Roxanna Panufnik ’s Silver Birch is a commission for Garsington Opera's Learning & Participation programme with Jessica Duchen as librettist. The production will see over 180 community participants aged 8-80, including recruits from the local military community, performing as dancers, singers, actors, instrumentalists, as well as student Foley artists from Cressex Community School under the guidance of Pinewood Studios Sound Designer Glen Gathard. They will perform alongside favourite Garsington professionals in the cast and orchestra. The story explores the extraordinary power of love within the devastating context of war and makes use of Siegfried Sassoon's poetry from WW1 (some of which was written while staying at Garsington Manor). The creative team isKaren Gillingham director, Rhiannon Newman Brown designer, and Garsington Opera’s Artistic Director Douglas Boyd joins them to conduct. The professional roles will be performed by Sam Furness (Jack), Victoria Simmonds (Anna), Darren Jeffery (Simon), Bradley Travis (Sassoon), Sarah Redgwick (Mrs Morrell) andJames Way (Davey) and the Garsington Opera Orchestra will be playing.

Garsington Opera inside the auditorium.jpg Garsington Opera: inside the auditorium.

GARSINGTON OPERA AT WORMSLEY

For the Handel, Debussy, Rossini and Mozart operas, patrons are invited to arrive from 3.30pm to enjoy the gardens and deer park of the Wormsley Estate before performances begin in the early evening. Those arriving early are able to take a short trip in a vintage bus to the 18th century walled garden. On their return, they can enjoy traditional afternoon tea overlooking the cricket pitch, admire the spectacular views across the deer park and lake from the Champagne Bar, or stroll around the opera garden. In the long dinner interval patrons can dine in the elegant restaurant marquee overlooking the famous cricket ground or have a picnic by the lake, in the garden or in one of the private picnic tents. Performances resume as the evening light begins to fade and end by 10.15pm. A minibus service connects with High Wycombe station, a half hour train journey from London.

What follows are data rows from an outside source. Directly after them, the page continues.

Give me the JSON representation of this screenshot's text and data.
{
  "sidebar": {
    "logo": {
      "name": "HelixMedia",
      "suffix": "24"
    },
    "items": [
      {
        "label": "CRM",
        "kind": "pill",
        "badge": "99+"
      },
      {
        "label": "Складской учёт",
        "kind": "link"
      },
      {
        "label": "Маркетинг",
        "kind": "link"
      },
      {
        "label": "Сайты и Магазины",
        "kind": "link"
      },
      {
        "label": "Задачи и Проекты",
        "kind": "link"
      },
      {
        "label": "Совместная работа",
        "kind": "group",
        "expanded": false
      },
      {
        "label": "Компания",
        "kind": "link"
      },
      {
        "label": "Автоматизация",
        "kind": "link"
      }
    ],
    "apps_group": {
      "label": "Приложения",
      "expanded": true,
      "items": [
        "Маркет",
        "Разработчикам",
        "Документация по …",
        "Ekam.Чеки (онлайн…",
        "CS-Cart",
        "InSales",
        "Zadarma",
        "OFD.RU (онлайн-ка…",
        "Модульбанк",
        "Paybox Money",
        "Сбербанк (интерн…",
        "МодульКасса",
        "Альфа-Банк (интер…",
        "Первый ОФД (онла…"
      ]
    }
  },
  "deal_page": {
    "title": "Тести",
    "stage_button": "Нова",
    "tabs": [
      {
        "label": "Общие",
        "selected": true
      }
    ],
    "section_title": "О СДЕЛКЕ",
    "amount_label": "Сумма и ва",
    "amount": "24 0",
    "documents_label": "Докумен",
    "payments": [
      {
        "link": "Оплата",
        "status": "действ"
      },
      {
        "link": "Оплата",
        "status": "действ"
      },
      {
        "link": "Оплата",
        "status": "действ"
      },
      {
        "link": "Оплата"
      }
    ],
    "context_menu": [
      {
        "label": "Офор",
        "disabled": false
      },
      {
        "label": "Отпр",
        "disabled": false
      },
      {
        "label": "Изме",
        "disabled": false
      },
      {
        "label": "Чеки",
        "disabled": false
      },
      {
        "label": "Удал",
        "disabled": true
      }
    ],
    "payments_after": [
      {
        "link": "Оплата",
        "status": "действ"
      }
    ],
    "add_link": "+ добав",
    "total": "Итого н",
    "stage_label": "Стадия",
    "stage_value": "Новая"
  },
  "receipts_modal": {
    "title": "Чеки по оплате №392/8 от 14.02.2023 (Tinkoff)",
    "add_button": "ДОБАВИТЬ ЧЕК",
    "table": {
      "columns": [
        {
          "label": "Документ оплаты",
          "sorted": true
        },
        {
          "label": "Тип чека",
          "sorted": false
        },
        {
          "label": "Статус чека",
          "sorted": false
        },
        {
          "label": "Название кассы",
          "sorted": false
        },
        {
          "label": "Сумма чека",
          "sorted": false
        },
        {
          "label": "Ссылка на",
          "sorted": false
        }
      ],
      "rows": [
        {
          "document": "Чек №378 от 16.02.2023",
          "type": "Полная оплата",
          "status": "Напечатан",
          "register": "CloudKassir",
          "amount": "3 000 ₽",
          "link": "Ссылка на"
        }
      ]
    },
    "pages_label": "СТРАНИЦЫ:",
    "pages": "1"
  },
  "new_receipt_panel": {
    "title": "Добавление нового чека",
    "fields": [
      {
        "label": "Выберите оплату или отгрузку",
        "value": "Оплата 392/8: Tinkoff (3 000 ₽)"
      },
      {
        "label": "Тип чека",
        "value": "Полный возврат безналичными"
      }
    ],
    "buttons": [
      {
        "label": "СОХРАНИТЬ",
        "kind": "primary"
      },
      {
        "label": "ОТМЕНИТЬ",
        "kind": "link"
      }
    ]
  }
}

DIARY OF EVENTS AT WORMSLEY

Semele (new production) 1,3,9,15,24,30 June, 4 July start time 5.55pm

Le nozze di Figaro (recreation) 2,4,8,10,17 June, 3,6,9,11,14,16 July start time 5.25pm

Pelléas et Mélisande (new production) 16,18,22,25,27 June, 1,7 July start time 5.55pm

Il turco in Italia (revival) 26, 29 June, 2,5,8,10,13,15 July start time 5.55pm

Silver Birch (new commission) 28,29,30 July start time 7.30pm (no interval)

Tickets £135 - £200 including suggestion but non-obligatory donation of £70

Public booking opens 28 March www.garsingtonopera.org
Telephone 01865 361636

Send to a friend

Send a link to this article to a friend with an optional message.

Friend's Email Address: (required)

Your Email Address: (required)

Message (optional):